Today’s autocrats are hell-bent on taking over the world and forcibly imposing their rules on the rest of us. Vladimir Putin’s disastrous war on Ukraine is part of that grand strategy. He carefully planned his invasion and launched it at a time when he thought he had Europeans exactly where he wanted them. Western Europe had become so dependent on Russia for critical energy supplies that he assumed no one would lift a finger if he conquered Ukraine.

The autocrats know that to be victorious in their holy war, they will have to take down America, the leader of the free world. And for them, there is no better way to achieve that objective than to knock America off its economic perch. A growing number of countries are teaming up with Russia, China, Iran, and North Korea to do just that.

One of this new bloc’s primary and immediate goals is to ditch the dollar as a trading currency. During a panel discussion at the New Global Financing Pact Summit held in Paris in June, 2023, the president of South Africa, Cyril Ramaphosa, spoke from the audience to Brazilian President Luis Inacio Lula da Silva (Lula), who was sitting on the stage. He told Lula that at a separate conference later that year, the two of them, together with allied countries, would make the design of an alternate trading currency a top agenda item. It was a stunning display of indecorum because U.S. Treasury Secretary Janet Yellen was on the stage with Lula.

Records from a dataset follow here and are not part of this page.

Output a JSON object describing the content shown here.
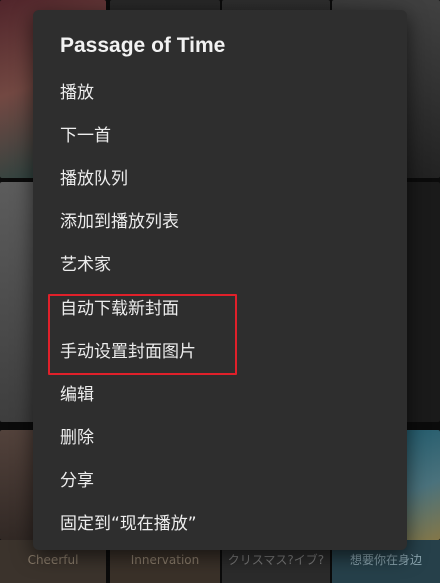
{
  "menu": {
    "title": "Passage of Time",
    "items": [
      {
        "label": "播放"
      },
      {
        "label": "下一首"
      },
      {
        "label": "播放队列"
      },
      {
        "label": "添加到播放列表"
      },
      {
        "label": "艺术家"
      },
      {
        "label": "自动下载新封面"
      },
      {
        "label": "手动设置封面图片"
      },
      {
        "label": "编辑"
      },
      {
        "label": "删除"
      },
      {
        "label": "分享"
      },
      {
        "label": "固定到“现在播放”"
      }
    ],
    "highlight_color": "#e0202a"
  },
  "background": {
    "album_labels": [
      "Cheerful",
      "Innervation",
      "クリスマス?イブ?",
      "想要你在身边"
    ]
  }
}
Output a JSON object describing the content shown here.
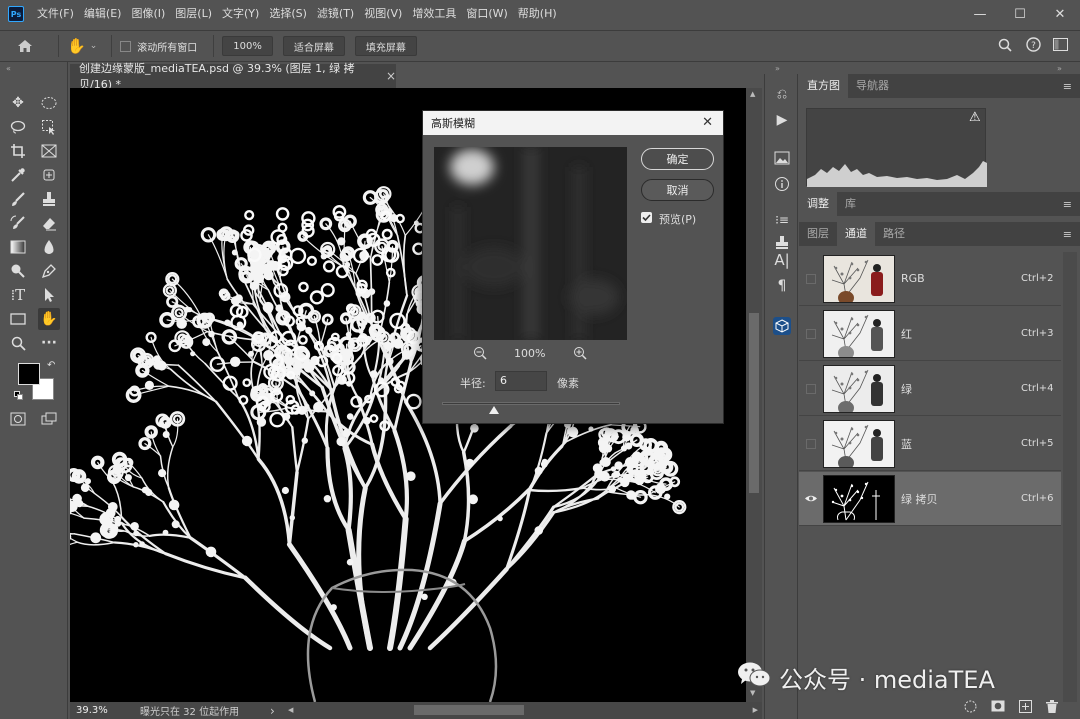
{
  "app": {
    "logo": "Ps"
  },
  "menu": [
    "文件(F)",
    "编辑(E)",
    "图像(I)",
    "图层(L)",
    "文字(Y)",
    "选择(S)",
    "滤镜(T)",
    "视图(V)",
    "增效工具",
    "窗口(W)",
    "帮助(H)"
  ],
  "window_controls": {
    "minimize": "—",
    "maximize": "☐",
    "close": "✕"
  },
  "options": {
    "scroll_all_label": "滚动所有窗口",
    "zoom_value": "100%",
    "fit_screen": "适合屏幕",
    "fill_screen": "填充屏幕"
  },
  "document": {
    "tab_title": "创建边缘蒙版_mediaTEA.psd @ 39.3% (图层 1, 绿 拷贝/16) *",
    "tab_close": "×",
    "zoom": "39.3%",
    "status": "曝光只在 32 位起作用",
    "status_arrow": "›"
  },
  "panels": {
    "top_tabs": [
      "直方图",
      "导航器"
    ],
    "adjust_tabs": [
      "调整",
      "库"
    ],
    "channel_tabs": [
      "图层",
      "通道",
      "路径"
    ],
    "histogram_warning": "⚠",
    "menu_icon": "≡"
  },
  "channels": [
    {
      "name": "RGB",
      "shortcut": "Ctrl+2",
      "visible": false,
      "selected": false
    },
    {
      "name": "红",
      "shortcut": "Ctrl+3",
      "visible": false,
      "selected": false
    },
    {
      "name": "绿",
      "shortcut": "Ctrl+4",
      "visible": false,
      "selected": false
    },
    {
      "name": "蓝",
      "shortcut": "Ctrl+5",
      "visible": false,
      "selected": false
    },
    {
      "name": "绿 拷贝",
      "shortcut": "Ctrl+6",
      "visible": true,
      "selected": true
    }
  ],
  "dialog": {
    "title": "高斯模糊",
    "close": "✕",
    "ok": "确定",
    "cancel": "取消",
    "preview_label": "预览(P)",
    "preview_checked": true,
    "preview_zoom": "100%",
    "radius_label": "半径:",
    "radius_value": "6",
    "radius_unit": "像素",
    "slider_fraction": 0.29
  },
  "watermark": "公众号 · mediaTEA",
  "colors": {
    "accent": "#31a8ff",
    "panel": "#535353",
    "dark": "#424242"
  }
}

Quite clearly, the leaders of this alliance hate America with a passion, and they are not at all bashful about openly expressing it.

America’s gigantic economy, which provides the best defense against these rising threats from our sworn enemies, requires enormous amounts of energy to power it. According to data published by Reuters, in 2023 the U.S. consumed about 20.5 million barrels of oil per day. S&P Global Platts data show that U.S. natural gas consumption averaged 86.5 billion cubic feet (Bcf) per day in 2023. Those are eye-popping numbers.

Thankfully, America is largely energy-independent. Currently, we produce about 13.3 million barrels of oil and around 105 Bcf of natural gas each day. With oil, we import our remaining needs mostly from our friendly neighbor, Canada. We are by far the leading producer of natural gas in the world, and we export our extra volumes to our allies in Europe and Asia.

I shudder to think what our national situation would be today if we had to rely on adversarial countries like Russia and Iran for our energy supplies. Russia’s invasion of Ukraine quickly unsettled global energy markets. That was one of Putin’s goals. He warned that any attempts by the West to get in his way in Ukraine could send oil prices up as high as $300 per barrel. Though that was a scare tactic, the outlook was still quite bleak. In June 2022, shortly after the war in Ukraine began, Goldman Sachs analysts predicted that the price of oil would reach $140 per barrel by the fall of that year.

The picture was much gloomier for natural gas. In the U.S., the price quickly shot up from about $2 to around $10 per million btu (MMBtu) within a few months. Relative to what Europeans were paying, that was actually quite a bargain. In Europe, after the loss of much of their pipeline supply from Russia, the price went from about $8 to just below $100 per MMBtu.

Those astronomically high energy prices threatened to send already elevated inflation through the roof. They prompted President Biden to make his much-criticized trip to Riyadh to plead with the Saudis to boost oil production and help bring down prices. Not only did the Saudis refuse, they actually cut output. That forced President Biden to release oil from the U.S. Strategic Petroleum Reserve (SPR).

The U.S. SPR can hold a little over 700 million barrels of oil. That inventory is meant for emergency use only, such as during wartime or when there are major disruptions in the energy production system. America was not directly engaged in a war, but sharply rising energy prices posed a major threat to the national economy. President Biden ordered the release of 180 million barrels from the SPR into the market over a six-month period. That move, together with increased output by America’s oil producers, ultimately helped lower prices to the current range of $70-$85 per barrel.

Even more impressive was the contribution of domestic natural gas producers. They quickly ramped up output from about 90 to over 100 Bcf per day, and lately, daily production is averaging around 105 Bcf. This increased supply has allowed the U.S. to export large quantities of liquefied natural gas (LNG) to Europe, greatly helping to alleviate their energy crisis. Prices in Europe have dropped from their stratospheric heights to levels around $8 per MMBtu in recent weeks. American consumers now pay spot prices below $2 per MMBtu for natural gas.

It should be quite obvious to everyone that America’s economy, and those of our closest allies, could have been devastated by energy shortages without the quick intervention of our domestic producers. At the height of the energy crisis, Europe was forced to implement conservation measures. Political leaders there mandated a 15 percent reduction in natural gas consumption, which led to curtailment of some industrial activities. We were fortunate to get through that period without much sacrifice in America.

These are perilous times for America and its allies. Our adversaries, many of whom are major energy producers, would dearly love to use that critical resource as a weapon against us if they could. Fortunately for us, we have a formidable home team that has helped insulate us from harm. We should be enormously grateful to our domestic energy producers, instead of the vilification they endure from us quite frequently these days.